Problem to work on
When you write out the records, keep every line exactly as it is.

---------- Extracted data ----------

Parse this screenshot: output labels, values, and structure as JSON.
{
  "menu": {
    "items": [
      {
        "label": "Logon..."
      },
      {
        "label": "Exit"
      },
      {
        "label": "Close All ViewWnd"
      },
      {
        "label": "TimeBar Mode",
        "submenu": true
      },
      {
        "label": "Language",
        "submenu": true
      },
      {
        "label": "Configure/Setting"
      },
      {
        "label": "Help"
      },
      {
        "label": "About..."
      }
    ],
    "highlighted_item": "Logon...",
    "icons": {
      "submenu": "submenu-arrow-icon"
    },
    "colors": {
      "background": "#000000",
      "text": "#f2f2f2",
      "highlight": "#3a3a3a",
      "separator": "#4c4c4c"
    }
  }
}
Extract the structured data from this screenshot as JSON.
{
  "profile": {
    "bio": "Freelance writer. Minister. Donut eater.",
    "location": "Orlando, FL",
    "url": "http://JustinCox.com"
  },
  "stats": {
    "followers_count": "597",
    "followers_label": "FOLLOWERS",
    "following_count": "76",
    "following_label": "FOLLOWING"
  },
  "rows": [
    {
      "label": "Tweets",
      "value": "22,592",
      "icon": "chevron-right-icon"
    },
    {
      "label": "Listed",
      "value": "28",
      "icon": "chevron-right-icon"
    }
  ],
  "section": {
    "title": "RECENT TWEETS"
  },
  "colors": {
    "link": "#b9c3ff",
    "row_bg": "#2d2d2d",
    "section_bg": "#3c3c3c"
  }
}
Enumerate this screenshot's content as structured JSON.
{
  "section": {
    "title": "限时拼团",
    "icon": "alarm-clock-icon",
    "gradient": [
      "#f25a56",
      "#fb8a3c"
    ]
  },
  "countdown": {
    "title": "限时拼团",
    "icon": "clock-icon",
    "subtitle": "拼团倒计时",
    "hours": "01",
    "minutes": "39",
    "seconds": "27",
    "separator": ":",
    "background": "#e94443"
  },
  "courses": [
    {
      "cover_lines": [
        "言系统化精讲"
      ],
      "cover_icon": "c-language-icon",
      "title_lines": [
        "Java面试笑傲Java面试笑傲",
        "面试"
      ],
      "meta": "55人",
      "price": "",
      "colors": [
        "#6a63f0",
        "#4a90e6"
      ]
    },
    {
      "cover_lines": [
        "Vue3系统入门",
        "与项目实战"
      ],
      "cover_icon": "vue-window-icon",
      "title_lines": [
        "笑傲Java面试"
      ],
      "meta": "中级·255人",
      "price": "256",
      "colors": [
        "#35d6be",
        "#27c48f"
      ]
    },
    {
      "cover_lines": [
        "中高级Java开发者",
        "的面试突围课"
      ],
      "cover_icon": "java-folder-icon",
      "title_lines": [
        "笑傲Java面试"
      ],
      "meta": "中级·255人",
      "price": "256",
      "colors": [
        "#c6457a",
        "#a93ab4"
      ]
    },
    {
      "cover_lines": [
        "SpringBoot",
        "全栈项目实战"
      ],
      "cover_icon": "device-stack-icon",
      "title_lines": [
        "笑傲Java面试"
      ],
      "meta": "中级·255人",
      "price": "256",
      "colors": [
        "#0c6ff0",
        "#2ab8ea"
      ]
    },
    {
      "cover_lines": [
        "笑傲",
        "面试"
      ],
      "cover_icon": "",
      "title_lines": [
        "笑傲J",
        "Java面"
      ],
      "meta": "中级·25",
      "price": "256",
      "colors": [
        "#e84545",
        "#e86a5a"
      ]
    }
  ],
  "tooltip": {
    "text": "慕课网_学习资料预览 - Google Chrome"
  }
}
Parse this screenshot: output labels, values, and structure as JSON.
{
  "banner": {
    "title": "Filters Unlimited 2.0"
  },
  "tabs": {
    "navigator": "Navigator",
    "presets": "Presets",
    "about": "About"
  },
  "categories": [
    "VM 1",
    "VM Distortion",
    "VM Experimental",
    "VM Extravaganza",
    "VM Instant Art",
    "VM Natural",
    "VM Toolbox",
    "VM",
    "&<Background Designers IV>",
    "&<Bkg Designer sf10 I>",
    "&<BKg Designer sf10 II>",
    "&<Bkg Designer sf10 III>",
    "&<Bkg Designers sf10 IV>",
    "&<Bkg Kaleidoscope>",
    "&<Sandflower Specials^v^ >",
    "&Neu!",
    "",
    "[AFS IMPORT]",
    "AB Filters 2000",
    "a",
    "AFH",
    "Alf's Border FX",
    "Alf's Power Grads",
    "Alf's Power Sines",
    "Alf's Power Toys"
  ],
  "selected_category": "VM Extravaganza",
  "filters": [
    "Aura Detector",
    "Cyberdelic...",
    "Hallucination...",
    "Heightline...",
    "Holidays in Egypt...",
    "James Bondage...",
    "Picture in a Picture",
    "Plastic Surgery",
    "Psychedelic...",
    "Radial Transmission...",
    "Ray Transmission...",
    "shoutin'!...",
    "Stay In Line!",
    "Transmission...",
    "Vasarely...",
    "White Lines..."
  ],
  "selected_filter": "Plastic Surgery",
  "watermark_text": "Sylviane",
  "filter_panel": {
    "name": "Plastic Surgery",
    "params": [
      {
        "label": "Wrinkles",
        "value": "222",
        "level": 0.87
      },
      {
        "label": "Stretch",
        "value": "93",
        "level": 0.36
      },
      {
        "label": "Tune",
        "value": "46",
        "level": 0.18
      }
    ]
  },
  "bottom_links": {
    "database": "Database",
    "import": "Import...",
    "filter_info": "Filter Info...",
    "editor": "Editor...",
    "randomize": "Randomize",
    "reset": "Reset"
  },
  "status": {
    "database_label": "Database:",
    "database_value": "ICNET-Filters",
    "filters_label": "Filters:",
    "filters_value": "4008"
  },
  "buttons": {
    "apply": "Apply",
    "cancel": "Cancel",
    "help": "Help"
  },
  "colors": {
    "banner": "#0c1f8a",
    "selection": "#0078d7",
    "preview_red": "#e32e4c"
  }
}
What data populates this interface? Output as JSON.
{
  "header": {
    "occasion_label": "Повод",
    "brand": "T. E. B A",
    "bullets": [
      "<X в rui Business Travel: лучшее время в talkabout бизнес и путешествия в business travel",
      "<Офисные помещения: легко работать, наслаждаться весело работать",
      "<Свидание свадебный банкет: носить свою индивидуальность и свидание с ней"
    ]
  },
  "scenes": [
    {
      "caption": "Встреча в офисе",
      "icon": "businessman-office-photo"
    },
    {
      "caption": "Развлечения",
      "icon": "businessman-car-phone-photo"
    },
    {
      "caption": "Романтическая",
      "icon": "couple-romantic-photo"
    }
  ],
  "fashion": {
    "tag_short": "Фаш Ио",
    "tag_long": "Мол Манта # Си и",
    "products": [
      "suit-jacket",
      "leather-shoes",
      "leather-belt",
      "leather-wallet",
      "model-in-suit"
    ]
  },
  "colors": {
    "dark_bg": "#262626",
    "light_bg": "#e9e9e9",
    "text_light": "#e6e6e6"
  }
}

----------

Problem solution
Parse this screenshot: output labels, values, and structure as JSON.
{
  "menu": {
    "items": [
      {
        "label": "Logon..."
      },
      {
        "label": "Exit"
      },
      {
        "label": "Close All ViewWnd"
      },
      {
        "label": "TimeBar Mode",
        "submenu": true
      },
      {
        "label": "Language",
        "submenu": true
      },
      {
        "label": "Configure/Setting"
      },
      {
        "label": "Help"
      },
      {
        "label": "About..."
      }
    ],
    "highlighted_item": "Logon...",
    "icons": {
      "submenu": "submenu-arrow-icon"
    },
    "colors": {
      "background": "#000000",
      "text": "#f2f2f2",
      "highlight": "#3a3a3a",
      "separator": "#4c4c4c"
    }
  }
}
Extract the structured data from this screenshot as JSON.
{
  "profile": {
    "bio": "Freelance writer. Minister. Donut eater.",
    "location": "Orlando, FL",
    "url": "http://JustinCox.com"
  },
  "stats": {
    "followers_count": "597",
    "followers_label": "FOLLOWERS",
    "following_count": "76",
    "following_label": "FOLLOWING"
  },
  "rows": [
    {
      "label": "Tweets",
      "value": "22,592",
      "icon": "chevron-right-icon"
    },
    {
      "label": "Listed",
      "value": "28",
      "icon": "chevron-right-icon"
    }
  ],
  "section": {
    "title": "RECENT TWEETS"
  },
  "colors": {
    "link": "#b9c3ff",
    "row_bg": "#2d2d2d",
    "section_bg": "#3c3c3c"
  }
}
Enumerate this screenshot's content as structured JSON.
{
  "section": {
    "title": "限时拼团",
    "icon": "alarm-clock-icon",
    "gradient": [
      "#f25a56",
      "#fb8a3c"
    ]
  },
  "countdown": {
    "title": "限时拼团",
    "icon": "clock-icon",
    "subtitle": "拼团倒计时",
    "hours": "01",
    "minutes": "39",
    "seconds": "27",
    "separator": ":",
    "background": "#e94443"
  },
  "courses": [
    {
      "cover_lines": [
        "言系统化精讲"
      ],
      "cover_icon": "c-language-icon",
      "title_lines": [
        "Java面试笑傲Java面试笑傲",
        "面试"
      ],
      "meta": "55人",
      "price": "",
      "colors": [
        "#6a63f0",
        "#4a90e6"
      ]
    },
    {
      "cover_lines": [
        "Vue3系统入门",
        "与项目实战"
      ],
      "cover_icon": "vue-window-icon",
      "title_lines": [
        "笑傲Java面试"
      ],
      "meta": "中级·255人",
      "price": "256",
      "colors": [
        "#35d6be",
        "#27c48f"
      ]
    },
    {
      "cover_lines": [
        "中高级Java开发者",
        "的面试突围课"
      ],
      "cover_icon": "java-folder-icon",
      "title_lines": [
        "笑傲Java面试"
      ],
      "meta": "中级·255人",
      "price": "256",
      "colors": [
        "#c6457a",
        "#a93ab4"
      ]
    },
    {
      "cover_lines": [
        "SpringBoot",
        "全栈项目实战"
      ],
      "cover_icon": "device-stack-icon",
      "title_lines": [
        "笑傲Java面试"
      ],
      "meta": "中级·255人",
      "price": "256",
      "colors": [
        "#0c6ff0",
        "#2ab8ea"
      ]
    },
    {
      "cover_lines": [
        "笑傲",
        "面试"
      ],
      "cover_icon": "",
      "title_lines": [
        "笑傲J",
        "Java面"
      ],
      "meta": "中级·25",
      "price": "256",
      "colors": [
        "#e84545",
        "#e86a5a"
      ]
    }
  ],
  "tooltip": {
    "text": "慕课网_学习资料预览 - Google Chrome"
  }
}
Parse this screenshot: output labels, values, and structure as JSON.
{
  "banner": {
    "title": "Filters Unlimited 2.0"
  },
  "tabs": {
    "navigator": "Navigator",
    "presets": "Presets",
    "about": "About"
  },
  "categories": [
    "VM 1",
    "VM Distortion",
    "VM Experimental",
    "VM Extravaganza",
    "VM Instant Art",
    "VM Natural",
    "VM Toolbox",
    "VM",
    "&<Background Designers IV>",
    "&<Bkg Designer sf10 I>",
    "&<BKg Designer sf10 II>",
    "&<Bkg Designer sf10 III>",
    "&<Bkg Designers sf10 IV>",
    "&<Bkg Kaleidoscope>",
    "&<Sandflower Specials^v^ >",
    "&Neu!",
    "",
    "[AFS IMPORT]",
    "AB Filters 2000",
    "a",
    "AFH",
    "Alf's Border FX",
    "Alf's Power Grads",
    "Alf's Power Sines",
    "Alf's Power Toys"
  ],
  "selected_category": "VM Extravaganza",
  "filters": [
    "Aura Detector",
    "Cyberdelic...",
    "Hallucination...",
    "Heightline...",
    "Holidays in Egypt...",
    "James Bondage...",
    "Picture in a Picture",
    "Plastic Surgery",
    "Psychedelic...",
    "Radial Transmission...",
    "Ray Transmission...",
    "shoutin'!...",
    "Stay In Line!",
    "Transmission...",
    "Vasarely...",
    "White Lines..."
  ],
  "selected_filter": "Plastic Surgery",
  "watermark_text": "Sylviane",
  "filter_panel": {
    "name": "Plastic Surgery",
    "params": [
      {
        "label": "Wrinkles",
        "value": "222",
        "level": 0.87
      },
      {
        "label": "Stretch",
        "value": "93",
        "level": 0.36
      },
      {
        "label": "Tune",
        "value": "46",
        "level": 0.18
      }
    ]
  },
  "bottom_links": {
    "database": "Database",
    "import": "Import...",
    "filter_info": "Filter Info...",
    "editor": "Editor...",
    "randomize": "Randomize",
    "reset": "Reset"
  },
  "status": {
    "database_label": "Database:",
    "database_value": "ICNET-Filters",
    "filters_label": "Filters:",
    "filters_value": "4008"
  },
  "buttons": {
    "apply": "Apply",
    "cancel": "Cancel",
    "help": "Help"
  },
  "colors": {
    "banner": "#0c1f8a",
    "selection": "#0078d7",
    "preview_red": "#e32e4c"
  }
}
What data populates this interface? Output as JSON.
{
  "header": {
    "occasion_label": "Повод",
    "brand": "T. E. B A",
    "bullets": [
      "<X в rui Business Travel: лучшее время в talkabout бизнес и путешествия в business travel",
      "<Офисные помещения: легко работать, наслаждаться весело работать",
      "<Свидание свадебный банкет: носить свою индивидуальность и свидание с ней"
    ]
  },
  "scenes": [
    {
      "caption": "Встреча в офисе",
      "icon": "businessman-office-photo"
    },
    {
      "caption": "Развлечения",
      "icon": "businessman-car-phone-photo"
    },
    {
      "caption": "Романтическая",
      "icon": "couple-romantic-photo"
    }
  ],
  "fashion": {
    "tag_short": "Фаш Ио",
    "tag_long": "Мол Манта # Си и",
    "products": [
      "suit-jacket",
      "leather-shoes",
      "leather-belt",
      "leather-wallet",
      "model-in-suit"
    ]
  },
  "colors": {
    "dark_bg": "#262626",
    "light_bg": "#e9e9e9",
    "text_light": "#e6e6e6"
  }
}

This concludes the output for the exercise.